Why do we Need the European Dimension?

The European Union must create a common EU-wide policy for immigration from third countries. To insist that the EU's member-states create their own policies towards non-EU immigration is hypothetically possible, but unfeasible in practice. So too, it is ethically unacceptable for immigrants to be protected against exploitation in one member-state and not in another. On EU territory, basic rights should be guaranteed. Core European values do not uphold slave-like living and working conditions for immigrants.

Some may believe that relegating immigrants to the lowest levels of society and exploiting them for marginal wages brings economic advantages. This perspective is extremely shortsighted. As history has shown us, it is advantageous for states to encourage immigrants to immediately integrate.

The rest of this article is only available to active members of Questia

Sign up now for a free, 1-day trial and receive full access to:

  • Questia's entire collection
  • Automatic bibliography creation
  • More helpful research tools like notes, citations, and highlights
  • Ad-free environment

Already a member? Log in now.

Notes for this article

Add a new note
If you are trying to select text to create highlights or citations, remember that you must now click or tap on the first word, and then click or tap on the last word.
Loading One moment ...
Project items
Notes
Cite this article

Cited article

Style
Citations are available only to our active members.
Sign up now to cite pages or passages in MLA, APA and Chicago citation styles.

Cited article

Immigration Policies in the European Union: European Policy towards Immigration from Third Countries Is Subject to Certain Restrictions Which Must Be Removed to Provide a Fair Working Environment for All Immigrants to Europe
Settings

Settings

Typeface
Text size Smaller Larger
Search within

Search within this article

Look up

Look up a word

  • Dictionary
  • Thesaurus
Please submit a word or phrase above.
Print this page

Print this page

Why can't I print more than one page at a time?

While we understand printed pages are helpful to our users, this limitation is necessary to help protect our publishers' copyrighted material and prevent its unlawful distribution. We are sorry for any inconvenience.
Full screen

matching results for page

Cited passage

Style
Citations are available only to our active members.
Sign up now to cite pages or passages in MLA, APA and Chicago citation styles.

Cited passage

Welcome to the new Questia Reader
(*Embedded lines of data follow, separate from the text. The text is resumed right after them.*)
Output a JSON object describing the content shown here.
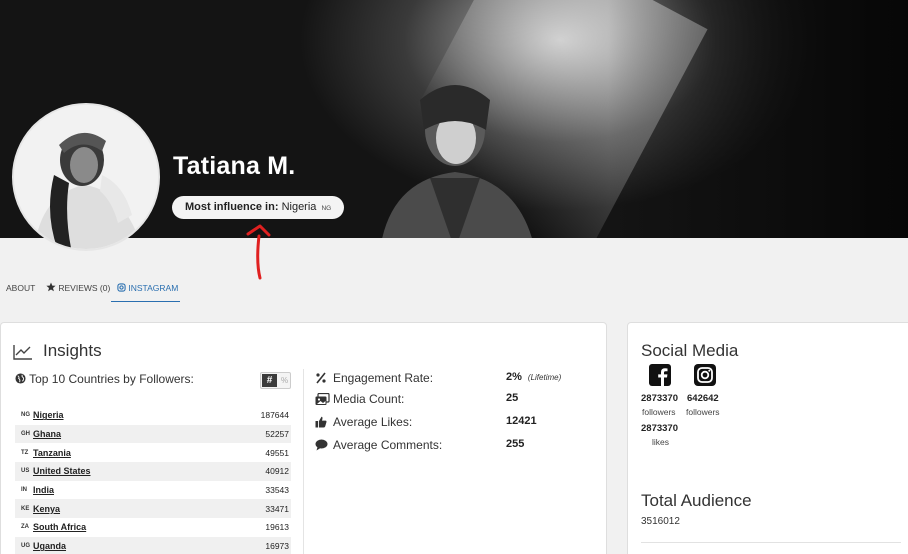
{
  "profile": {
    "name": "Tatiana M.",
    "influence_label": "Most influence in:",
    "influence_country": "Nigeria",
    "influence_code": "NG"
  },
  "tabs": [
    {
      "label": "ABOUT",
      "active": false
    },
    {
      "label": "REVIEWS (0)",
      "icon": "star-icon",
      "active": false
    },
    {
      "label": "INSTAGRAM",
      "icon": "instagram-icon",
      "active": true
    }
  ],
  "insights": {
    "title": "Insights",
    "countries_title": "Top 10 Countries by Followers:",
    "toggle_count": "#",
    "toggle_percent": "%",
    "countries": [
      {
        "code": "NG",
        "name": "Nigeria",
        "value": "187644"
      },
      {
        "code": "GH",
        "name": "Ghana",
        "value": "52257"
      },
      {
        "code": "TZ",
        "name": "Tanzania",
        "value": "49551"
      },
      {
        "code": "US",
        "name": "United States",
        "value": "40912"
      },
      {
        "code": "IN",
        "name": "India",
        "value": "33543"
      },
      {
        "code": "KE",
        "name": "Kenya",
        "value": "33471"
      },
      {
        "code": "ZA",
        "name": "South Africa",
        "value": "19613"
      },
      {
        "code": "UG",
        "name": "Uganda",
        "value": "16973"
      }
    ],
    "stats": [
      {
        "icon": "percent-icon",
        "label": "Engagement Rate:",
        "value": "2%",
        "note": "(Lifetime)"
      },
      {
        "icon": "media-icon",
        "label": "Media Count:",
        "value": "25",
        "note": ""
      },
      {
        "icon": "thumbs-up-icon",
        "label": "Average Likes:",
        "value": "12421",
        "note": ""
      },
      {
        "icon": "comment-icon",
        "label": "Average Comments:",
        "value": "255",
        "note": ""
      }
    ]
  },
  "social": {
    "title": "Social Media",
    "facebook": {
      "followers": "2873370",
      "followers_label": "followers",
      "likes": "2873370",
      "likes_label": "likes"
    },
    "instagram": {
      "followers": "642642",
      "followers_label": "followers"
    },
    "audience_title": "Total Audience",
    "audience_value": "3516012"
  },
  "colors": {
    "accent": "#2a6fb0",
    "annotation": "#e02020",
    "hero_dark": "#141414"
  }
}
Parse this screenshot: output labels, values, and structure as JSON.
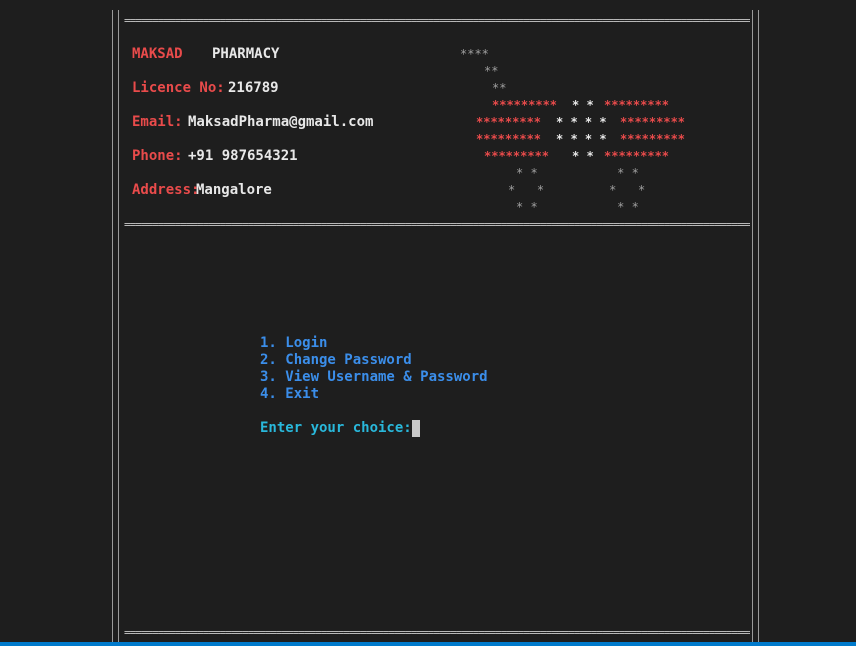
{
  "border": {
    "rule": "================================================================================================================"
  },
  "header": {
    "brand_name": "MAKSAD",
    "brand_suffix": "PHARMACY",
    "licence_label": "Licence No:",
    "licence_value": "216789",
    "email_label": "Email:",
    "email_value": "MaksadPharma@gmail.com",
    "phone_label": "Phone:",
    "phone_value": "+91 987654321",
    "address_label": "Address:",
    "address_value": "Mangalore"
  },
  "logo": {
    "r1": "****",
    "r2": "**",
    "r3": "**",
    "r4a": "*********",
    "r4b": "* *",
    "r4c": "*********",
    "r5a": "*********",
    "r5b": "* * * *",
    "r5c": "*********",
    "r6a": "*********",
    "r6b": "* * * *",
    "r6c": "*********",
    "r7a": "*********",
    "r7b": "* *",
    "r7c": "*********",
    "r8": "* *           * *",
    "r9": "*   *         *   *",
    "r10": "* *           * *"
  },
  "menu": {
    "items": [
      "1. Login",
      "2. Change Password",
      "3. View Username & Password",
      "4. Exit"
    ],
    "prompt": "Enter your choice:"
  },
  "colors": {
    "background": "#1e1e1e",
    "label_red": "#e94b4b",
    "menu_blue": "#3b8eea",
    "prompt_cyan": "#29b8db"
  }
}
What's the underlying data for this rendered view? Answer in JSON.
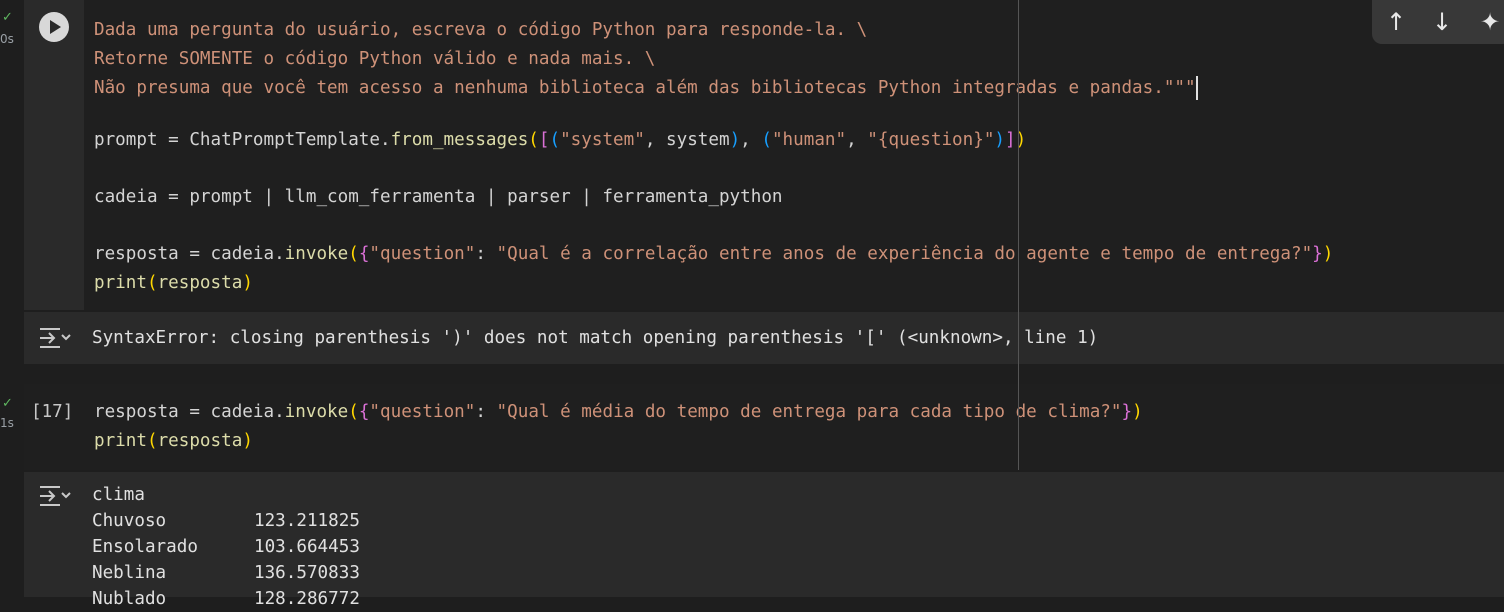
{
  "cell1": {
    "exec_time": "0s",
    "lines": [
      "Dada uma pergunta do usuário, escreva o código Python para responde-la. \\",
      "Retorne SOMENTE o código Python válido e nada mais. \\",
      "Não presuma que você tem acesso a nenhuma biblioteca além das bibliotecas Python integradas e pandas.\"\"\""
    ],
    "prompt_line": {
      "a": "prompt = ChatPromptTemplate.",
      "fn": "from_messages",
      "b": "(",
      "c": "[",
      "d": "(",
      "e": "\"system\"",
      "f": ", system",
      "g": ")",
      "h": ", ",
      "i": "(",
      "j": "\"human\"",
      "k": ", ",
      "l": "\"{question}\"",
      "m": ")",
      "n": "]",
      "o": ")"
    },
    "cadeia_line": "cadeia = prompt | llm_com_ferramenta | parser | ferramenta_python",
    "resposta_line": {
      "a": "resposta = cadeia.",
      "fn": "invoke",
      "b": "(",
      "c": "{",
      "d": "\"question\"",
      "e": ": ",
      "f": "\"Qual é a correlação entre anos de experiência do agente e tempo de entrega?\"",
      "g": "}",
      "h": ")"
    },
    "print_line": {
      "fn": "print",
      "a": "(",
      "b": "resposta",
      "c": ")"
    },
    "error": "SyntaxError: closing parenthesis ')' does not match opening parenthesis '[' (<unknown>, line 1)"
  },
  "cell2": {
    "exec_count": "[17]",
    "exec_time": "1s",
    "resposta_line": {
      "a": "resposta = cadeia.",
      "fn": "invoke",
      "b": "(",
      "c": "{",
      "d": "\"question\"",
      "e": ": ",
      "f": "\"Qual é média do tempo de entrega para cada tipo de clima?\"",
      "g": "}",
      "h": ")"
    },
    "print_line": {
      "fn": "print",
      "a": "(",
      "b": "resposta",
      "c": ")"
    },
    "output": {
      "header": "clima",
      "rows": [
        {
          "label": "Chuvoso",
          "value": "123.211825"
        },
        {
          "label": "Ensolarado",
          "value": "103.664453"
        },
        {
          "label": "Neblina",
          "value": "136.570833"
        },
        {
          "label": "Nublado",
          "value": "128.286772"
        }
      ]
    }
  },
  "toolbar": {
    "up_icon": "arrow-up-icon",
    "up": "↑",
    "down_icon": "arrow-down-icon",
    "down": "↓",
    "sparkle_icon": "sparkle-icon",
    "sparkle": "✦"
  }
}
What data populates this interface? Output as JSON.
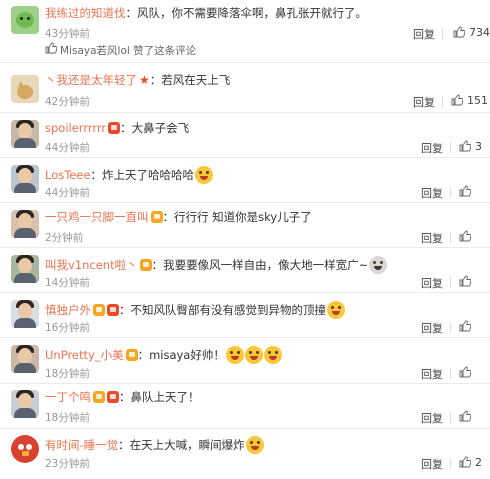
{
  "comments": [
    {
      "username": "我练过的知道伐",
      "badges": [],
      "text": "风队，你不需要降落伞啊，鼻孔张开就行了。",
      "emojis": [],
      "time": "43分钟前",
      "liked_note": "Misaya若风lol 赞了这条评论",
      "reply_label": "回复",
      "likes": "734",
      "avatar": "green-cartoon"
    },
    {
      "username": "丶我还是太年轻了",
      "badges": [
        "star"
      ],
      "text": "若风在天上飞",
      "emojis": [],
      "time": "42分钟前",
      "reply_label": "回复",
      "likes": "151",
      "avatar": "cat"
    },
    {
      "username": "spoilerrrrrr",
      "badges": [
        "red"
      ],
      "text": "大鼻子会飞",
      "emojis": [],
      "time": "44分钟前",
      "reply_label": "回复",
      "likes": "3",
      "avatar": "man-dark"
    },
    {
      "username": "LosTeee",
      "badges": [],
      "text": "炸上天了哈哈哈哈",
      "emojis": [
        "laugh-cry"
      ],
      "time": "44分钟前",
      "reply_label": "回复",
      "likes": "",
      "avatar": "man-portrait"
    },
    {
      "username": "一只鸡一只脚一直叫",
      "badges": [
        "vip"
      ],
      "text": "行行行 知道你是sky儿子了",
      "emojis": [],
      "time": "2分钟前",
      "reply_label": "回复",
      "likes": "",
      "avatar": "girl"
    },
    {
      "username": "叫我v1ncent啦丶",
      "badges": [
        "vip"
      ],
      "text": "我要要像风一样自由，像大地一样宽广~",
      "emojis": [
        "husky"
      ],
      "time": "14分钟前",
      "reply_label": "回复",
      "likes": "",
      "avatar": "man-outdoor"
    },
    {
      "username": "慎独户外",
      "badges": [
        "vip",
        "red"
      ],
      "text": "不知风队臀部有没有感觉到异物的顶撞",
      "emojis": [
        "laugh"
      ],
      "time": "16分钟前",
      "reply_label": "回复",
      "likes": "",
      "avatar": "man-white"
    },
    {
      "username": "UnPretty_小美",
      "badges": [
        "vip"
      ],
      "text": "misaya好帅！",
      "emojis": [
        "shock",
        "shock",
        "shock"
      ],
      "time": "18分钟前",
      "reply_label": "回复",
      "likes": "",
      "avatar": "woman"
    },
    {
      "username": "一丁个鸣",
      "badges": [
        "vip",
        "red"
      ],
      "text": "鼻队上天了！",
      "emojis": [],
      "time": "18分钟前",
      "reply_label": "回复",
      "likes": "",
      "avatar": "man-suit"
    },
    {
      "username": "有时间-睡一觉",
      "badges": [],
      "text": "在天上大喊，瞬间爆炸",
      "emojis": [
        "laugh-cry"
      ],
      "time": "23分钟前",
      "reply_label": "回复",
      "likes": "2",
      "avatar": "angry-bird"
    }
  ],
  "colors": {
    "username": "#eb7350",
    "time": "#999999",
    "divider": "#ebebeb"
  }
}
The Questia Reader has been updated to provide you with an even better online reading experience.  It is now 100% Responsive, which means you can read our books and articles on any sized device you wish.  All of your favorite tools like notes, highlights, and citations are still here, but the way you select text has been updated to be easier to use, especially on touchscreen devices.  Here's how:

1. Click or tap the first word you want to select.
2. Click or tap the last word you want to select.

OK, got it!

Thanks for trying Questia!

Please continue trying out our research tools, but please note, full functionality is available only to our active members.

Your work will be lost once you leave this Web page.

For full access in an ad-free environment, sign up now for a FREE, 1-day trial.

Already a member? Log in now.

Are you sure you want to delete this highlight?